Aimee continued to stay in touch by telephone with June Shaw, Shelly Snodgrass, and Robin Greene, and she told them she would gladly surrender (86) to the court on three conditions: that they promise not to send her to a shelter or hospital, that she would be allowed to take a polygraph test, and that Greene would remove herself as Aimee's lawyer. Greene's response to the third request? "I am not going to let your fucking parents get away with this," she said in a tape-recorded conversation with Aimee. "You understand me? If you want to stay in hiding, fine!" (87)
Likewise, the Guardians' refusal to let Aimee take a polygraph, which dated back to Det. Ellen Christopher's requests in the first weeks of the case, remained steadfast while Aimee was on the run. Attorney Ira Dubitsky, brought into the case to mend fences between the two parties, recalls wanting to have Aimee tested, but says he was told by June Shaw there was a court order forbidding it. (89) On June 21 Shaw even sent him a letter stating that the Guardian Ad Litem policy regarding polygraphs "is very clear. We object to this procedure." (90) The program's rules actually state that children should decide the matter themselves in an atmosphere free of pressure. In September of last year, Aimee and her mother, still on the run, took the matter into their own hands. They flew to New York City to be tested by Richard Arther, one of the nation's foremost polygraphers. After two separate half-day tests, Arther concluded Aimee was telling the truth when she said that she had not had sex with Andres and that Michelle had asked her to lie about her parents' abuse. (91)
On October 12, Lisette and the girls were captured while visiting Lisette, Jr., at Hammocks Junior High School. Aimee spent four days in the county's juvenile detention center after being charged with resisting arrest. Lisette spent two months in jail for interference with custody before her bond was reinstated.
When he signed on to the case in early August of last year, attorney Ed Carhart intended only to represent Andres Nogues in his interference-with-custody charge. But soon the attorney found himself entangled in all aspects of the ordeal, and he quickly sensed how far the state was willing to go to break the Nogueses. "It was obvious to me that this case was being managed at the highest levels because I had to take everything to Shay Bilchik [chief assistant state attorney for administration]. It didn't make any sense. The state attorney is moving for no bond on a man charged with a third-degree felony. I've gotten rapists bond. I've gotten high-powered drug dealers bond. And I can't get a medical doctor bond on a nit-pick charge. I mean, nobody goes to jail on these charges."

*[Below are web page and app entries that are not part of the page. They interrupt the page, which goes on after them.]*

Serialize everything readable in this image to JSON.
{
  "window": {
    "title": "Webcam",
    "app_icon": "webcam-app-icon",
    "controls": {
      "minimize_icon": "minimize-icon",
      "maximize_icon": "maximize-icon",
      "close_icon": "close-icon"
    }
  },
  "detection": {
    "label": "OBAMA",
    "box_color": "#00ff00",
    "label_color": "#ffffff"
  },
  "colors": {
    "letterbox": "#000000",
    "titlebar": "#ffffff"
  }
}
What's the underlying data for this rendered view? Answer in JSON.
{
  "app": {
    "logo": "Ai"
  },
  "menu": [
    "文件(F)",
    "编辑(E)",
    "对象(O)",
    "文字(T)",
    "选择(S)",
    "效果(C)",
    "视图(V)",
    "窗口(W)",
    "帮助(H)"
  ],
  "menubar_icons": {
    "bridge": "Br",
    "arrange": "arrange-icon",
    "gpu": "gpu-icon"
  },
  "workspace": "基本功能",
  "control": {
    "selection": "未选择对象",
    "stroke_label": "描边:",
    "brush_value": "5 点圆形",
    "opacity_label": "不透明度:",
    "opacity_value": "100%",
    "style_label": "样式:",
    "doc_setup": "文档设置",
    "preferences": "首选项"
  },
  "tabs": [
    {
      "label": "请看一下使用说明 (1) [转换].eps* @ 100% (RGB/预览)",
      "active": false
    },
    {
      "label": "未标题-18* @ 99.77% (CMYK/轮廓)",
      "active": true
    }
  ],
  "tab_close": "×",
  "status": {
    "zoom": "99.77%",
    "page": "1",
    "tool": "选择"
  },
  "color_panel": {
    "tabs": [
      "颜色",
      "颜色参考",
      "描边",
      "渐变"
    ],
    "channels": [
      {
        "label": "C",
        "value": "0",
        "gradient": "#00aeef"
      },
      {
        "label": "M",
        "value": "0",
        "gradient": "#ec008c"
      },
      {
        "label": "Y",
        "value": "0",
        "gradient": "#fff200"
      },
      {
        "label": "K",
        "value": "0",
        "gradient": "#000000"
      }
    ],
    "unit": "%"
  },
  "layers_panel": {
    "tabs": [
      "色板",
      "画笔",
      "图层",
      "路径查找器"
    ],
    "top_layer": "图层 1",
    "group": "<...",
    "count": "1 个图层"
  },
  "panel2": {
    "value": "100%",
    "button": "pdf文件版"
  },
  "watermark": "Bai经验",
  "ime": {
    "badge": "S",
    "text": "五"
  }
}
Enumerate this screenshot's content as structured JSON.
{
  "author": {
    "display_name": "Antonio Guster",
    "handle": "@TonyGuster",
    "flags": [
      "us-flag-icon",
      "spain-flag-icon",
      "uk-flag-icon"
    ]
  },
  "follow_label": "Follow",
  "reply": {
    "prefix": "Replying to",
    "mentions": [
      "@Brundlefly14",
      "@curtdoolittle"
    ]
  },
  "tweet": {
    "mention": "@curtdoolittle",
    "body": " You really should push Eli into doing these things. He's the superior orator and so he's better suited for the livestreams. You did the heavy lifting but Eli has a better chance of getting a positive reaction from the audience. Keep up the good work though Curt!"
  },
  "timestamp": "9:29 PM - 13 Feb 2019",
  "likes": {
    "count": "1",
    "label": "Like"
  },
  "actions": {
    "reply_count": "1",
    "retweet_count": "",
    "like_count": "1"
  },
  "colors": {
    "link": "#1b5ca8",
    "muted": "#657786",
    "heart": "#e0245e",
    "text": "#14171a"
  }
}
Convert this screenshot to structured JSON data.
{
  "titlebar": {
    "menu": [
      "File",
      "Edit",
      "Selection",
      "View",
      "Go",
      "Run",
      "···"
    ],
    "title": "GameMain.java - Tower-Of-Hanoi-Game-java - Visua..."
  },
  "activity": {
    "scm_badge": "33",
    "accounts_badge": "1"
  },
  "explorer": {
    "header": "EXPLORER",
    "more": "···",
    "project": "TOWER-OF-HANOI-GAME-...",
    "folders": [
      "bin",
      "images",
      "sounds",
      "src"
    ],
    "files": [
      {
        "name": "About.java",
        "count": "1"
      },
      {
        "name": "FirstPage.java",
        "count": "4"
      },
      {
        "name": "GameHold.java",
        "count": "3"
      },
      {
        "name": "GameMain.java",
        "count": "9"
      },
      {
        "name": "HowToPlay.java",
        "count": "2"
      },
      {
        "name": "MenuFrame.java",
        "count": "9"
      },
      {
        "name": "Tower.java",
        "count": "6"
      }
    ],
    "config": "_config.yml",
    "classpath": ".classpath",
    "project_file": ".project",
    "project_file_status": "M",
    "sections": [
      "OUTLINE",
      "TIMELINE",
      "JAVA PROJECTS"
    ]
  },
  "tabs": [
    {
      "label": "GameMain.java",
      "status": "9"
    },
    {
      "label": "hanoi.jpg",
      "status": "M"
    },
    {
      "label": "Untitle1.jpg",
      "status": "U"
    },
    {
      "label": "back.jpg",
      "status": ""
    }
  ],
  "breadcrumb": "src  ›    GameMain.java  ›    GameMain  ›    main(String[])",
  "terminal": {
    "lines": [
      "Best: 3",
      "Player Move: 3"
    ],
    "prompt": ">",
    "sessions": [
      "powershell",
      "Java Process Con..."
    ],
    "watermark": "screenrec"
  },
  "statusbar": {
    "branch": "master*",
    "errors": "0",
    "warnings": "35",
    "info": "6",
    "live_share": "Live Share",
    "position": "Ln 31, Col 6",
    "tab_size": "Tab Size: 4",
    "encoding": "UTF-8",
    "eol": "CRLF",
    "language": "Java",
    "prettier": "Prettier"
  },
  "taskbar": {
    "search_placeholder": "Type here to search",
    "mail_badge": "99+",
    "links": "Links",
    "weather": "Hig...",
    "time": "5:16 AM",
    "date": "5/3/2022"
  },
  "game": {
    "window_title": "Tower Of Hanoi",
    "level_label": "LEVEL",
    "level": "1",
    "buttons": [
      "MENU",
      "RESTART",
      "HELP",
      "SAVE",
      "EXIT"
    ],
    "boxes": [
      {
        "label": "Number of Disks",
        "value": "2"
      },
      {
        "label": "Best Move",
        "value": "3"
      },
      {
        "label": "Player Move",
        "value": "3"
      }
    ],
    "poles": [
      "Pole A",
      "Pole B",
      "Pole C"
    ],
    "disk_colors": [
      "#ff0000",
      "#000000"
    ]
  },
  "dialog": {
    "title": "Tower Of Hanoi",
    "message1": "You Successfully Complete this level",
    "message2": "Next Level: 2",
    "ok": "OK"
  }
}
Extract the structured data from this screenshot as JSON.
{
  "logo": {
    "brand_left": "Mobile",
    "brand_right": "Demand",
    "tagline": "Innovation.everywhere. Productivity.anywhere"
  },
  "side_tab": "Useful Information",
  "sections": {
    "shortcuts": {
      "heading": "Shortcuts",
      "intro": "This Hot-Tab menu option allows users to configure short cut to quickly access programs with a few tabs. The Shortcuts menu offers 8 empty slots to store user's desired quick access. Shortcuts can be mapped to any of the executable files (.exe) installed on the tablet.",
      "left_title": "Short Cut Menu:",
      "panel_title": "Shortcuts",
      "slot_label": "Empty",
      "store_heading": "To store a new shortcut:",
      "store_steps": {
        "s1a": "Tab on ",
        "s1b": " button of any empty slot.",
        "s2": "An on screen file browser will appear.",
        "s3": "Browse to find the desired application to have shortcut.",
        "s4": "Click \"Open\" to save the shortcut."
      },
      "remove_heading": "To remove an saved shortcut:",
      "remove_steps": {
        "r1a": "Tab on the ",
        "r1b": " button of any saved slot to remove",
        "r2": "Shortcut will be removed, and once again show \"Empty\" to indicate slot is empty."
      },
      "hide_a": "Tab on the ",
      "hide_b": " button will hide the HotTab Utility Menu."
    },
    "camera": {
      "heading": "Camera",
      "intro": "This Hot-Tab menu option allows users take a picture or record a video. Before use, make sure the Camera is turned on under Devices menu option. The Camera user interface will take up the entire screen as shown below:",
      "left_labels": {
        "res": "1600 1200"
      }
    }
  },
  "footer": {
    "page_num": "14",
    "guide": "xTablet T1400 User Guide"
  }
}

What infuriates defense attorney Jesus Bujan, who inherited the case from Juan Carrera and is working with Carhart, is HRS's refusal to settle on a "performance agreement" that would allow Lisette Nogues to get her children back. "All you hear out of the juvenile court is this endless lip service about reuniting the family," Bujan says. "Well, I've been trying to negotiate a performance agreement with the other side since October of last year. I've been through 35 different drafts, and every time they come back with something new." Bujan says the Nogueses are caught in a Catch-22: the state wants Andres to complete a program for sexual offenders and Lisette to enter a program for wives of sexual offenders, both of which require that they admit guilt to crimes they insist they never committed.